(Items from a dataset)

:::::

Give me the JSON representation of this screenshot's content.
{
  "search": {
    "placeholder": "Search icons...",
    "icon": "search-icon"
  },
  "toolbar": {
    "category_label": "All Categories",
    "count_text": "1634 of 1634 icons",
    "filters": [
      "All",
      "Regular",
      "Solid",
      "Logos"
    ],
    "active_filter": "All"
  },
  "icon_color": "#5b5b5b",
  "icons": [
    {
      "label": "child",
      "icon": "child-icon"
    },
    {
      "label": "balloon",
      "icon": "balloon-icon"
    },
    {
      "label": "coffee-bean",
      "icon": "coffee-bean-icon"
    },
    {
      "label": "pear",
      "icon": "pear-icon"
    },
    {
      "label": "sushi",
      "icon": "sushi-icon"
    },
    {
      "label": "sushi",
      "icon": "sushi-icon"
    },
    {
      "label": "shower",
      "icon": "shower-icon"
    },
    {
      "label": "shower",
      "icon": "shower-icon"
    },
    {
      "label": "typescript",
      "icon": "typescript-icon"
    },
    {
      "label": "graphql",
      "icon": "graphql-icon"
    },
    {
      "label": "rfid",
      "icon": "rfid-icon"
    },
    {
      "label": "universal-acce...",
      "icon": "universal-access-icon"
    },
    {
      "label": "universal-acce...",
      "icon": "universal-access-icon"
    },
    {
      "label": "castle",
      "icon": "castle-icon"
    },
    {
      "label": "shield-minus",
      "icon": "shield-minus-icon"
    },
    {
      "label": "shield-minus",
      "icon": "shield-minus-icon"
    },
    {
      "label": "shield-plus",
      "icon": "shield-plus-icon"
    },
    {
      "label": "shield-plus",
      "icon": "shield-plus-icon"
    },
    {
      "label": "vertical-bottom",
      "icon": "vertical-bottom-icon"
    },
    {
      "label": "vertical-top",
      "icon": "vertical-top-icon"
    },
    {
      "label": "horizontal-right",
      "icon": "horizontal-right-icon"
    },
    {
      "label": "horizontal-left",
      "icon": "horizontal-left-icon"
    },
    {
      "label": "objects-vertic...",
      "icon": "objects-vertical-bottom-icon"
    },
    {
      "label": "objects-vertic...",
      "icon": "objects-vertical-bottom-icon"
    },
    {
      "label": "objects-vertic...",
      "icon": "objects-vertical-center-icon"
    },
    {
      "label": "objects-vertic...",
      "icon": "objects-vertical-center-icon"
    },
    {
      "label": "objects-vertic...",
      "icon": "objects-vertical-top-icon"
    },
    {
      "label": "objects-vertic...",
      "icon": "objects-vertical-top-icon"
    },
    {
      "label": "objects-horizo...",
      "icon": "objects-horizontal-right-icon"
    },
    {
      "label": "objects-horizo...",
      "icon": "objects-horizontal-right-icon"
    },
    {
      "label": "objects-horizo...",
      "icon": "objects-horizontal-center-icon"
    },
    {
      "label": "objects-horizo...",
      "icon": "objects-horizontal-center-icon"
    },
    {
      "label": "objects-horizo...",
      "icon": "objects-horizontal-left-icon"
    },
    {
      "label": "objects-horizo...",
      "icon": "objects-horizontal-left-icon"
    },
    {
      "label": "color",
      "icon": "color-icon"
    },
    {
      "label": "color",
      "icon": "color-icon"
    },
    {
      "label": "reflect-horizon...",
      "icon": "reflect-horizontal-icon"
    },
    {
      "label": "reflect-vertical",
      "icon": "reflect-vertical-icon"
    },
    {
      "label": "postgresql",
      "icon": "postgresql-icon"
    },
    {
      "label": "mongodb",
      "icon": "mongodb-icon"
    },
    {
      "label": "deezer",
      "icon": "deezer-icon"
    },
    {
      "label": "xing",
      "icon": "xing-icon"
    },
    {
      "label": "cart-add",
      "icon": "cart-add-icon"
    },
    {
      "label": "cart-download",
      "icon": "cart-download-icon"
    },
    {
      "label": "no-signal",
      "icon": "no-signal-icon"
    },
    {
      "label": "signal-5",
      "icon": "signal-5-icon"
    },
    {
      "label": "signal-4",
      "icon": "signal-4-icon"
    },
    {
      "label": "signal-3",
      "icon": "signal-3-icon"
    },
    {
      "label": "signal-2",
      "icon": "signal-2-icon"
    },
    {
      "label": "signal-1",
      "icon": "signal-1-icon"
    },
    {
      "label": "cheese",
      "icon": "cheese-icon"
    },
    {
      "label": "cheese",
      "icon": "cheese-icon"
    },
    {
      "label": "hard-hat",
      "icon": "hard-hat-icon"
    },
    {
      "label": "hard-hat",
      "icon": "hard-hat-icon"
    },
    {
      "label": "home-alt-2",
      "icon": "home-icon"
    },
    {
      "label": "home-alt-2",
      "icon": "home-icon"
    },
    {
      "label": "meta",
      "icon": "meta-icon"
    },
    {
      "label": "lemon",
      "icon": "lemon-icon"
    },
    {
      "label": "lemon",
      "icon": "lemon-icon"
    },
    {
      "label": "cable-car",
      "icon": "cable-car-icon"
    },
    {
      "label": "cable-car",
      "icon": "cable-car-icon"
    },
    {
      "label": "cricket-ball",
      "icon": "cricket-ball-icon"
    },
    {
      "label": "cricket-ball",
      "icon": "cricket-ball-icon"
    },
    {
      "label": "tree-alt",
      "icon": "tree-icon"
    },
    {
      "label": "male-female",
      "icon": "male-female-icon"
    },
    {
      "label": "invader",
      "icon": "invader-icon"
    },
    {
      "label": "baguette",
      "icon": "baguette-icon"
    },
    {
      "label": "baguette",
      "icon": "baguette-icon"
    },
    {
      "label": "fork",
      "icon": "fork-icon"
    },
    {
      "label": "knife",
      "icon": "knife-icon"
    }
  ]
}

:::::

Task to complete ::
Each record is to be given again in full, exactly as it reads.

Reply to the exercise ::
Give me the JSON representation of this screenshot's content.
{
  "search": {
    "placeholder": "Search icons...",
    "icon": "search-icon"
  },
  "toolbar": {
    "category_label": "All Categories",
    "count_text": "1634 of 1634 icons",
    "filters": [
      "All",
      "Regular",
      "Solid",
      "Logos"
    ],
    "active_filter": "All"
  },
  "icon_color": "#5b5b5b",
  "icons": [
    {
      "label": "child",
      "icon": "child-icon"
    },
    {
      "label": "balloon",
      "icon": "balloon-icon"
    },
    {
      "label": "coffee-bean",
      "icon": "coffee-bean-icon"
    },
    {
      "label": "pear",
      "icon": "pear-icon"
    },
    {
      "label": "sushi",
      "icon": "sushi-icon"
    },
    {
      "label": "sushi",
      "icon": "sushi-icon"
    },
    {
      "label": "shower",
      "icon": "shower-icon"
    },
    {
      "label": "shower",
      "icon": "shower-icon"
    },
    {
      "label": "typescript",
      "icon": "typescript-icon"
    },
    {
      "label": "graphql",
      "icon": "graphql-icon"
    },
    {
      "label": "rfid",
      "icon": "rfid-icon"
    },
    {
      "label": "universal-acce...",
      "icon": "universal-access-icon"
    },
    {
      "label": "universal-acce...",
      "icon": "universal-access-icon"
    },
    {
      "label": "castle",
      "icon": "castle-icon"
    },
    {
      "label": "shield-minus",
      "icon": "shield-minus-icon"
    },
    {
      "label": "shield-minus",
      "icon": "shield-minus-icon"
    },
    {
      "label": "shield-plus",
      "icon": "shield-plus-icon"
    },
    {
      "label": "shield-plus",
      "icon": "shield-plus-icon"
    },
    {
      "label": "vertical-bottom",
      "icon": "vertical-bottom-icon"
    },
    {
      "label": "vertical-top",
      "icon": "vertical-top-icon"
    },
    {
      "label": "horizontal-right",
      "icon": "horizontal-right-icon"
    },
    {
      "label": "horizontal-left",
      "icon": "horizontal-left-icon"
    },
    {
      "label": "objects-vertic...",
      "icon": "objects-vertical-bottom-icon"
    },
    {
      "label": "objects-vertic...",
      "icon": "objects-vertical-bottom-icon"
    },
    {
      "label": "objects-vertic...",
      "icon": "objects-vertical-center-icon"
    },
    {
      "label": "objects-vertic...",
      "icon": "objects-vertical-center-icon"
    },
    {
      "label": "objects-vertic...",
      "icon": "objects-vertical-top-icon"
    },
    {
      "label": "objects-vertic...",
      "icon": "objects-vertical-top-icon"
    },
    {
      "label": "objects-horizo...",
      "icon": "objects-horizontal-right-icon"
    },
    {
      "label": "objects-horizo...",
      "icon": "objects-horizontal-right-icon"
    },
    {
      "label": "objects-horizo...",
      "icon": "objects-horizontal-center-icon"
    },
    {
      "label": "objects-horizo...",
      "icon": "objects-horizontal-center-icon"
    },
    {
      "label": "objects-horizo...",
      "icon": "objects-horizontal-left-icon"
    },
    {
      "label": "objects-horizo...",
      "icon": "objects-horizontal-left-icon"
    },
    {
      "label": "color",
      "icon": "color-icon"
    },
    {
      "label": "color",
      "icon": "color-icon"
    },
    {
      "label": "reflect-horizon...",
      "icon": "reflect-horizontal-icon"
    },
    {
      "label": "reflect-vertical",
      "icon": "reflect-vertical-icon"
    },
    {
      "label": "postgresql",
      "icon": "postgresql-icon"
    },
    {
      "label": "mongodb",
      "icon": "mongodb-icon"
    },
    {
      "label": "deezer",
      "icon": "deezer-icon"
    },
    {
      "label": "xing",
      "icon": "xing-icon"
    },
    {
      "label": "cart-add",
      "icon": "cart-add-icon"
    },
    {
      "label": "cart-download",
      "icon": "cart-download-icon"
    },
    {
      "label": "no-signal",
      "icon": "no-signal-icon"
    },
    {
      "label": "signal-5",
      "icon": "signal-5-icon"
    },
    {
      "label": "signal-4",
      "icon": "signal-4-icon"
    },
    {
      "label": "signal-3",
      "icon": "signal-3-icon"
    },
    {
      "label": "signal-2",
      "icon": "signal-2-icon"
    },
    {
      "label": "signal-1",
      "icon": "signal-1-icon"
    },
    {
      "label": "cheese",
      "icon": "cheese-icon"
    },
    {
      "label": "cheese",
      "icon": "cheese-icon"
    },
    {
      "label": "hard-hat",
      "icon": "hard-hat-icon"
    },
    {
      "label": "hard-hat",
      "icon": "hard-hat-icon"
    },
    {
      "label": "home-alt-2",
      "icon": "home-icon"
    },
    {
      "label": "home-alt-2",
      "icon": "home-icon"
    },
    {
      "label": "meta",
      "icon": "meta-icon"
    },
    {
      "label": "lemon",
      "icon": "lemon-icon"
    },
    {
      "label": "lemon",
      "icon": "lemon-icon"
    },
    {
      "label": "cable-car",
      "icon": "cable-car-icon"
    },
    {
      "label": "cable-car",
      "icon": "cable-car-icon"
    },
    {
      "label": "cricket-ball",
      "icon": "cricket-ball-icon"
    },
    {
      "label": "cricket-ball",
      "icon": "cricket-ball-icon"
    },
    {
      "label": "tree-alt",
      "icon": "tree-icon"
    },
    {
      "label": "male-female",
      "icon": "male-female-icon"
    },
    {
      "label": "invader",
      "icon": "invader-icon"
    },
    {
      "label": "baguette",
      "icon": "baguette-icon"
    },
    {
      "label": "baguette",
      "icon": "baguette-icon"
    },
    {
      "label": "fork",
      "icon": "fork-icon"
    },
    {
      "label": "knife",
      "icon": "knife-icon"
    }
  ]
}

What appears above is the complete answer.